(Records from a dataset)
---------------
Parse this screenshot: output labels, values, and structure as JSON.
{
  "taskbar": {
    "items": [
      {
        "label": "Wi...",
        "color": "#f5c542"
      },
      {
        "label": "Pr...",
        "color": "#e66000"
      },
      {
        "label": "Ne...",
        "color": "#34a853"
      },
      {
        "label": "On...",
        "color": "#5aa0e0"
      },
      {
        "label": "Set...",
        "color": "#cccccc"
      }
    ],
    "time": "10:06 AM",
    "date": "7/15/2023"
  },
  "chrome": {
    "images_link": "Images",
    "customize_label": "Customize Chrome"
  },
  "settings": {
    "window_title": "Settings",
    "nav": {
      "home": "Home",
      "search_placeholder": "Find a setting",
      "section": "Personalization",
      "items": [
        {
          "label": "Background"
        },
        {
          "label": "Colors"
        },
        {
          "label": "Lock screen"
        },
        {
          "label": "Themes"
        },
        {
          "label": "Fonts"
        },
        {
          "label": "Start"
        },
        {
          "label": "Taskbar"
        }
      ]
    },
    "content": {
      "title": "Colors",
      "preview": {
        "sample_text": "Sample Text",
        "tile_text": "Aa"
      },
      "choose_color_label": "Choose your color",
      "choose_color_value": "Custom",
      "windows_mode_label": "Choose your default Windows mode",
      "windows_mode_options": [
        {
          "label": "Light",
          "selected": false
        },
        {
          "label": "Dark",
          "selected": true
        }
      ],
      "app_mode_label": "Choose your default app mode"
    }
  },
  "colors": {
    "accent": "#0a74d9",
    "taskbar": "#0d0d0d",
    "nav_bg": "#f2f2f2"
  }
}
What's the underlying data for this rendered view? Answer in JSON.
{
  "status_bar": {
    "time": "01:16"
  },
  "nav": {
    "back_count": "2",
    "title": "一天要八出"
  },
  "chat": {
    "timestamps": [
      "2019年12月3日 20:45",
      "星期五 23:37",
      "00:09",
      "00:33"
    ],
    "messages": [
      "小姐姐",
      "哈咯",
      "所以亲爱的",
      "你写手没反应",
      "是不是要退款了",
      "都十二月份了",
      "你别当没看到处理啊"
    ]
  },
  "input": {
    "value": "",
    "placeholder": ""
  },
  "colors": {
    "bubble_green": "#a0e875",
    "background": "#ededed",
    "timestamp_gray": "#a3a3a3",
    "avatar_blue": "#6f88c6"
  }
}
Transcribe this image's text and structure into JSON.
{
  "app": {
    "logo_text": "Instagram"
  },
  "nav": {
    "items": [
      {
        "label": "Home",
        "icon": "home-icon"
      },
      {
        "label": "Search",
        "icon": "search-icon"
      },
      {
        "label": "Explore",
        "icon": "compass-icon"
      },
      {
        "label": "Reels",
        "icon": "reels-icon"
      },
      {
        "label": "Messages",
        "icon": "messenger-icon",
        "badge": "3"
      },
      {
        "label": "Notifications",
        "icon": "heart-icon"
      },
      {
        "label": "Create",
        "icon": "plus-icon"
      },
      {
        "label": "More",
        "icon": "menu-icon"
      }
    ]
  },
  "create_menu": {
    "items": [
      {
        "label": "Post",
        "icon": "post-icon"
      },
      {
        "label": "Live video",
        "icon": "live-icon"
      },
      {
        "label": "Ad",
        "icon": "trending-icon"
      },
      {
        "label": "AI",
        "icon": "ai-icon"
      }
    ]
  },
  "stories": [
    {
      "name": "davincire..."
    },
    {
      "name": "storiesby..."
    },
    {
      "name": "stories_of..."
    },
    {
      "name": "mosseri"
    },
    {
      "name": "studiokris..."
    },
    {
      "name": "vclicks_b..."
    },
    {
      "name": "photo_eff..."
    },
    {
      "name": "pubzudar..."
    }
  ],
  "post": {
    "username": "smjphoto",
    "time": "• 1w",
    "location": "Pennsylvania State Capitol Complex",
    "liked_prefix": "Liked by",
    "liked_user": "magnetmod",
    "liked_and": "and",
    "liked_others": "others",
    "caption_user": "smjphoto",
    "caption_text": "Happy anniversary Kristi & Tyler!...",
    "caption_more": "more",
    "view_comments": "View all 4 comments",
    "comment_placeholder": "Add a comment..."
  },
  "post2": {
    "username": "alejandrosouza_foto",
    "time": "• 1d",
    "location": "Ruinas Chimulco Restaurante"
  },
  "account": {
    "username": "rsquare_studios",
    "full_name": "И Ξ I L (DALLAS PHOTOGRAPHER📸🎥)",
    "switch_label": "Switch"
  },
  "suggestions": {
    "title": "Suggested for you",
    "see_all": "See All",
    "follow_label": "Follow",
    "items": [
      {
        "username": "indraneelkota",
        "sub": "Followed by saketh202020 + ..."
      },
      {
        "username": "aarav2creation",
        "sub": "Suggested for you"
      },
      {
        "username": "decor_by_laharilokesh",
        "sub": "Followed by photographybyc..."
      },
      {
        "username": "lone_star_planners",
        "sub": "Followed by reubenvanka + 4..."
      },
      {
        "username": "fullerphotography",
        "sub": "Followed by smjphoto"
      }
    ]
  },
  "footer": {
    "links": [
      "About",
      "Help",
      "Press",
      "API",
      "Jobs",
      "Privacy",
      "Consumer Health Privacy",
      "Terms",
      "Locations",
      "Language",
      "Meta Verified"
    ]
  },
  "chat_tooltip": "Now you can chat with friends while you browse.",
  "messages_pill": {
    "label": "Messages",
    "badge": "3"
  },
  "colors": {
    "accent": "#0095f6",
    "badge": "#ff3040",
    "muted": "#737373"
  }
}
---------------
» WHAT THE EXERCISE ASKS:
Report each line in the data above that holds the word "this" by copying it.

» EXPECTED ANSWER:
Parse this screenshot: output labels, values, and structure as JSON.
What's the underlying data for this rendered view? Answer in JSON.
Transcribe this image's text and structure into JSON.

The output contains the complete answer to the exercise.